A bill sponsored by the California Association of Realtors would have extended that break, with a modification, to seniors buying a more expensive home. The bill, by state Sen. Jim Beall, D-San Jose, passed the Senate Governance and Finance Committee 7-0, but failed to make it out of the Appropriations Committee.
Under Proposition 60, homeowners who are older than 55 or permanently disabled can sell their primary residence and transfer its assessed value to a replacement home in the same county of equal or lesser value.
Proposition 90 allows them transfer their assessed value to a replacement home of equal or lesser value in a different county, but only if that county accepts incoming transfers, only 10 counties currently accept transfers.
There are a couple of exceptions as well. Seniors who sell their home before buying a replacement can spend up to 5 percent more on the new home if they buy it within a year, or up to 10 percent more if they buy within two years. Once you have used this transfer, neither you nor your spouse can get it again, unless one of you becomes disabled, in which case you can transfer again because of the disability.
Last year, 4,402 California homeowners filed Prop. 60 claims and 2,207 filed Prop. 90 claims, according to the state Board of Equalization.
One example reasoning for those in favor of the bill was that proposed change would create an opportunity allowing empty-nesters to sell their big homes which would increase the supply of existing single-family homes available to young families.
An argument raised by the opposition to the bill believe the current system works as it was designed. People on fixed incomes who don’t want to incur more tax or debt could move into a less expensive home. Expanding it to cover seniors buying more expensive homes would defeat the purpose of downsizing and spending less.
The association says it will reintroduce the measure in the Assembly.
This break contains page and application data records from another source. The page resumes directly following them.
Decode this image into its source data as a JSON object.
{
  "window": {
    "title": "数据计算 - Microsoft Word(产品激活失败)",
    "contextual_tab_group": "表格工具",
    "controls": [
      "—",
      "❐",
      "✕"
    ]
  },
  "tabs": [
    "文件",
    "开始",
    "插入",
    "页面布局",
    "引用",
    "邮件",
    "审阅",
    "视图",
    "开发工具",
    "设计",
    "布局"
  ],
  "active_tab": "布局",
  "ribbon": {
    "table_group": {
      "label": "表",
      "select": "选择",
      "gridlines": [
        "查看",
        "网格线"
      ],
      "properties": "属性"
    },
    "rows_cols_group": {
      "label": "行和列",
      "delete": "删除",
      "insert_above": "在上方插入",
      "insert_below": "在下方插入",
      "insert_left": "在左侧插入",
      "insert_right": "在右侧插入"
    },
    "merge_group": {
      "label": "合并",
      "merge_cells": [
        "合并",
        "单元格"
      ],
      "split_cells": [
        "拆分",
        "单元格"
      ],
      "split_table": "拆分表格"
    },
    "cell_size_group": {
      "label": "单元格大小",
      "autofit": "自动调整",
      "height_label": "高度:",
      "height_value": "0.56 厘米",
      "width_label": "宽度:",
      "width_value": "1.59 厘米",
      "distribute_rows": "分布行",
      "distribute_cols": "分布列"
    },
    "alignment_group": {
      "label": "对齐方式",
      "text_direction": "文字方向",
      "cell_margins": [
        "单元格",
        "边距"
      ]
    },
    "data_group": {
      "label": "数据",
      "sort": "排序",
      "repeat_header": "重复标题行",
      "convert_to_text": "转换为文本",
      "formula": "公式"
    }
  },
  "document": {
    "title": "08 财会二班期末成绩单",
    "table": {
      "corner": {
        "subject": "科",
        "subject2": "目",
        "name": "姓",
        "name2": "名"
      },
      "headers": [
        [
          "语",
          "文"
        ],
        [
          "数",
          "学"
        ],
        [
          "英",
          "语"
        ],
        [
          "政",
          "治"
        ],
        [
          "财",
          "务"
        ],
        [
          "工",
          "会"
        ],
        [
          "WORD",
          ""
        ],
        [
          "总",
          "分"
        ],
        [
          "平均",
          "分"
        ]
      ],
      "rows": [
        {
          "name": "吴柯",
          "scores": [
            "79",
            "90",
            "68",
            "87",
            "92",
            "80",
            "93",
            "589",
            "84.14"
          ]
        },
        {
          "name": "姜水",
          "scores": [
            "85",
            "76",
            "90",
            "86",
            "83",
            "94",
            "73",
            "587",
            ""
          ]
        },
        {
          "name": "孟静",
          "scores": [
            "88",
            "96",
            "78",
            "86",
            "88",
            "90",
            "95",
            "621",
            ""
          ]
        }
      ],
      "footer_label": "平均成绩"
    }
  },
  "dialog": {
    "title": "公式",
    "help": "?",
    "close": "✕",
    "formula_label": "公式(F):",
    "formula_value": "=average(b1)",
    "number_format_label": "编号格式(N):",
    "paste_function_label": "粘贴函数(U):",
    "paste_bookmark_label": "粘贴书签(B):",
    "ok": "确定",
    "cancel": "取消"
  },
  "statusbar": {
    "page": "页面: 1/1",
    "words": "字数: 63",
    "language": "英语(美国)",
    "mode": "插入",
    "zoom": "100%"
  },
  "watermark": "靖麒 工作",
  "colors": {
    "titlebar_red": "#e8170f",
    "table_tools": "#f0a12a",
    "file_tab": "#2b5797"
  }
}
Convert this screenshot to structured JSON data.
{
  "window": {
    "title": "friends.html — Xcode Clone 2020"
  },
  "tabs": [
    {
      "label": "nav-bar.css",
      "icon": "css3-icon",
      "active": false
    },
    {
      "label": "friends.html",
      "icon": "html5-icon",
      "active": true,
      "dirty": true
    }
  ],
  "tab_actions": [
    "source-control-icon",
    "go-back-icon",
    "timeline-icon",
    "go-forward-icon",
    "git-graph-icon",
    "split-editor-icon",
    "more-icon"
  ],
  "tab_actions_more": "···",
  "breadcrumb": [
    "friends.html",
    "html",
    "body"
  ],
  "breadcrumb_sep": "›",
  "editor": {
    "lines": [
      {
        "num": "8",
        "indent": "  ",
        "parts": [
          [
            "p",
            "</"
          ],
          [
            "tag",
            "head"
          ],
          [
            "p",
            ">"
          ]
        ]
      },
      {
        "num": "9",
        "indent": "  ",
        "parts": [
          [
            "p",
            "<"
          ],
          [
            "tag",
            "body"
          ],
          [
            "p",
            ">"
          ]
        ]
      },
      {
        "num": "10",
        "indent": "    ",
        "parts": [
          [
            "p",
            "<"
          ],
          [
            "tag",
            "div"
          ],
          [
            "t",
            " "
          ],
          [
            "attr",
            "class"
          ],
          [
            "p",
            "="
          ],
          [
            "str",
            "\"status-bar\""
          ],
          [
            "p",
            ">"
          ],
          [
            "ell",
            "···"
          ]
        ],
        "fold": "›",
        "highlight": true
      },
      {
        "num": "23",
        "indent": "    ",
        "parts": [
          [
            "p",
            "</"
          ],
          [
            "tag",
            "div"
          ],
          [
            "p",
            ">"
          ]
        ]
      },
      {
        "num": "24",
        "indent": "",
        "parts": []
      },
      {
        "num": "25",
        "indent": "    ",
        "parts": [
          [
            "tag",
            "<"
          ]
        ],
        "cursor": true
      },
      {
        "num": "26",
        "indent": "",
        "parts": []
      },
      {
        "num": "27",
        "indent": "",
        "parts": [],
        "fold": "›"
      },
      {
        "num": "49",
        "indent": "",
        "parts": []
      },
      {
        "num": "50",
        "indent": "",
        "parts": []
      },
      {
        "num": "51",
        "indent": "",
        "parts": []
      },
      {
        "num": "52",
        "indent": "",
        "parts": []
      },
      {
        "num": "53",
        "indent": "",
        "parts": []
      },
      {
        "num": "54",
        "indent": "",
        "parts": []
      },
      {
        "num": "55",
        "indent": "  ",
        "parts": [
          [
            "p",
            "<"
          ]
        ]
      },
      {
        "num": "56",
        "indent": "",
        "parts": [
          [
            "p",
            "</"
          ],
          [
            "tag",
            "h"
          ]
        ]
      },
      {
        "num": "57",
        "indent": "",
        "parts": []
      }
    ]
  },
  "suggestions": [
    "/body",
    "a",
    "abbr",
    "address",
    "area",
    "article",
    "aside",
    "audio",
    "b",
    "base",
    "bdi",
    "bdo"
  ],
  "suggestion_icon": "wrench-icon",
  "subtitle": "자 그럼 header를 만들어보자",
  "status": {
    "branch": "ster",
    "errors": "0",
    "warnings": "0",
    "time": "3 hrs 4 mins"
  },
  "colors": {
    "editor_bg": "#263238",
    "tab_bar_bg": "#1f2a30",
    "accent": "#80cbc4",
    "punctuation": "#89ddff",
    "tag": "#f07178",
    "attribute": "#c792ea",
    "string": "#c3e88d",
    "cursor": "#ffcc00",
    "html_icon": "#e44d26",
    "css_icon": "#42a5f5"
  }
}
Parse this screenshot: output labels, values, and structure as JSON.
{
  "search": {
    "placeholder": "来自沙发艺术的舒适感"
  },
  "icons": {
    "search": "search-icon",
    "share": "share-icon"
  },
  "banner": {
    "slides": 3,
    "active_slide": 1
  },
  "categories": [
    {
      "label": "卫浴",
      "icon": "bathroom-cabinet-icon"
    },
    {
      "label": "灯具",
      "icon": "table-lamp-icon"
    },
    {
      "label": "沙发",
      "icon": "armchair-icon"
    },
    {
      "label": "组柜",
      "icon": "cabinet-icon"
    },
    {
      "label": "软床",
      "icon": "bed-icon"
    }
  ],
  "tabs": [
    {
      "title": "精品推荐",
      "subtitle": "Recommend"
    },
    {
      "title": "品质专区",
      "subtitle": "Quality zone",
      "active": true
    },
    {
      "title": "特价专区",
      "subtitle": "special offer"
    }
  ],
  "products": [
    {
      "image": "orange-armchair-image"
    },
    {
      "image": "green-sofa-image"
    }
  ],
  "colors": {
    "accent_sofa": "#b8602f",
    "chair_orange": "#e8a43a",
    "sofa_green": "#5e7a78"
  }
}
Yes, the end of football season is nearing, complete with unusual tales of toughness (Rated PG). It is a story about Coach Woody Hayes and a turtle.
(Copyright 2016 Chrisman LLC. All rights reserved. Occasional paid job listings do appear. This report or any portion hereof may not be reprinted, sold or redistributed without the written consent of Rob Chrisman. To subscribe please visit www.knowledgeforrealestateagents.com.)